Q: I just read your column about the effects of coffee on moving one’s bowels. It may not be the caffeine doing the work.
My grandmother did not drink coffee, but every morning first thing she drank a cup of hot water “for her bowels,” she said. I think hot water would have the same effect whether it had caffeine in it or not.
A: The researchers we mentioned who tested the effects of coffee on rats’ digestive function found that decaf worked like regular coffee to enhance the power of intestinal contractions, demonstrating that caffeine is not the primary actor.
Scientists have used hot water as a control in a study of postoperative recovery of bowel function (European Journal of Obstetrics, Gynecology and Reproductive Biology, January 2018).
Among women who had undergone cesarean section deliveries, those who drank coffee were quicker to pass gas. Surgeons pay a lot of attention to flatulence because it demonstrates that the digestive tract is returning to normal.
A meta-analysis involving six clinical trials with 600 patients concluded: “Postoperative coffee consumption is effective and safe for enhancing the recovery of gastrointestinal function after abdominal surgery” (Scientific Reports, Nov. 26, 2018).

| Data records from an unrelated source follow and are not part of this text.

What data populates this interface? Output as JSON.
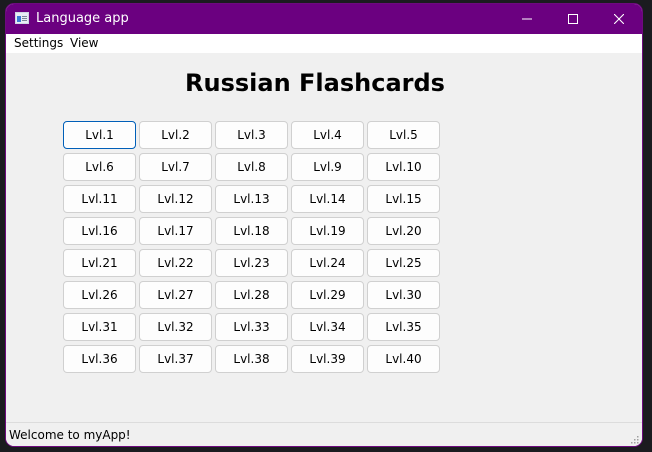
{
  "window": {
    "title": "Language app",
    "accent_color": "#6b0080",
    "icon": "app-window-icon"
  },
  "controls": {
    "minimize_icon": "minimize-icon",
    "maximize_icon": "maximize-icon",
    "close_icon": "close-icon"
  },
  "menu": {
    "items": [
      {
        "label": "Settings"
      },
      {
        "label": "View"
      }
    ]
  },
  "main": {
    "heading": "Russian Flashcards",
    "levels": [
      "Lvl.1",
      "Lvl.2",
      "Lvl.3",
      "Lvl.4",
      "Lvl.5",
      "Lvl.6",
      "Lvl.7",
      "Lvl.8",
      "Lvl.9",
      "Lvl.10",
      "Lvl.11",
      "Lvl.12",
      "Lvl.13",
      "Lvl.14",
      "Lvl.15",
      "Lvl.16",
      "Lvl.17",
      "Lvl.18",
      "Lvl.19",
      "Lvl.20",
      "Lvl.21",
      "Lvl.22",
      "Lvl.23",
      "Lvl.24",
      "Lvl.25",
      "Lvl.26",
      "Lvl.27",
      "Lvl.28",
      "Lvl.29",
      "Lvl.30",
      "Lvl.31",
      "Lvl.32",
      "Lvl.33",
      "Lvl.34",
      "Lvl.35",
      "Lvl.36",
      "Lvl.37",
      "Lvl.38",
      "Lvl.39",
      "Lvl.40"
    ],
    "focused_level": "Lvl.1"
  },
  "status": {
    "text": "Welcome to myApp!"
  }
}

Many other readers share the conviction that hot beverages of any sort can benefit bowel function. One would need to experiment between hot and cold coffee to see if temperature is a key factor. At least one reader claims, “I find that quickly drinking a large glass of ice-cold water gets things moving.”

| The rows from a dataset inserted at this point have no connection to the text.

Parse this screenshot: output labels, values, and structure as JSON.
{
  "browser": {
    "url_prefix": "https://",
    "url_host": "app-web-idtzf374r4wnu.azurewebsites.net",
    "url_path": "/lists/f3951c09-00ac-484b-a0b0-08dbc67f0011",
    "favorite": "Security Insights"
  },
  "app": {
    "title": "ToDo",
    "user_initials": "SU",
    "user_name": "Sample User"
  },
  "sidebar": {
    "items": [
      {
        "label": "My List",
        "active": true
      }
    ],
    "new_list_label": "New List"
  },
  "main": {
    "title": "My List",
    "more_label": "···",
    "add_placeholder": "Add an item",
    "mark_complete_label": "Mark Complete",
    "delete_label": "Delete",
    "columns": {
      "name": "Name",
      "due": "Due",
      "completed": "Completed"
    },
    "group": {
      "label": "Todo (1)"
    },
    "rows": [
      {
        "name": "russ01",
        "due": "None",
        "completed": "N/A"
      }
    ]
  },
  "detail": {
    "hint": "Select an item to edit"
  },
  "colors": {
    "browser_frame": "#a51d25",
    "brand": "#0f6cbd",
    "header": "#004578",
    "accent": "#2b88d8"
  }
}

Q: My husband (age 70) was just diagnosed with a vitamin B12 deficiency. Why is a B12 test not a part of regular blood work after a certain age? The symptoms mimic dementia and myriad other illnesses, including depression and anxiety. He’s gradually getting better after a month on vitamin B12 supplements.
A: You are correct that vitamin B12 deficiency is common among elderly people (Journal of Nutrition, Health & Aging, February 2015). A Canadian study found that older men who get more vitamin B12 from their diets are less likely to be depressed (European Journal of Clinical Nutrition, March 2016).
Testing for vitamin B12 is not a simple blood test, though. The diagnosis may require a test for methylmalonic acid (MMA) as well as serum B12 (cobalamin). Doctors should consider such testing for people with symptoms of cognitive decline.
According to Dr. Tieraona Low Dog, people over 60 are at particular risk of vitamin B12 deficiency. She notes that the diabetes drug metformin and acid-suppressing drugs increase that risk.
To learn more about how B vitamin deficiencies can lead to depression, weakness and other problems, you may wish to consult her book “Fortify Your Life: Your Guide to Vitamins, Minerals, and More.” It is available at PeoplesPharmacy.com.
Q: I found that low-sodium soy sauce does not work for burns, but regular soy sauce does.
A: Many dermatologists would be aghast at the idea of putting soy sauce on a kitchen burn. There is no science to support this home remedy. First aid for most burns is cold tap water!
That said, we have heard from hundreds of readers that soy sauce can be helpful in easing the pain and reducing the redness. Some, like you, have found that low-sodium soy sauce is ineffective.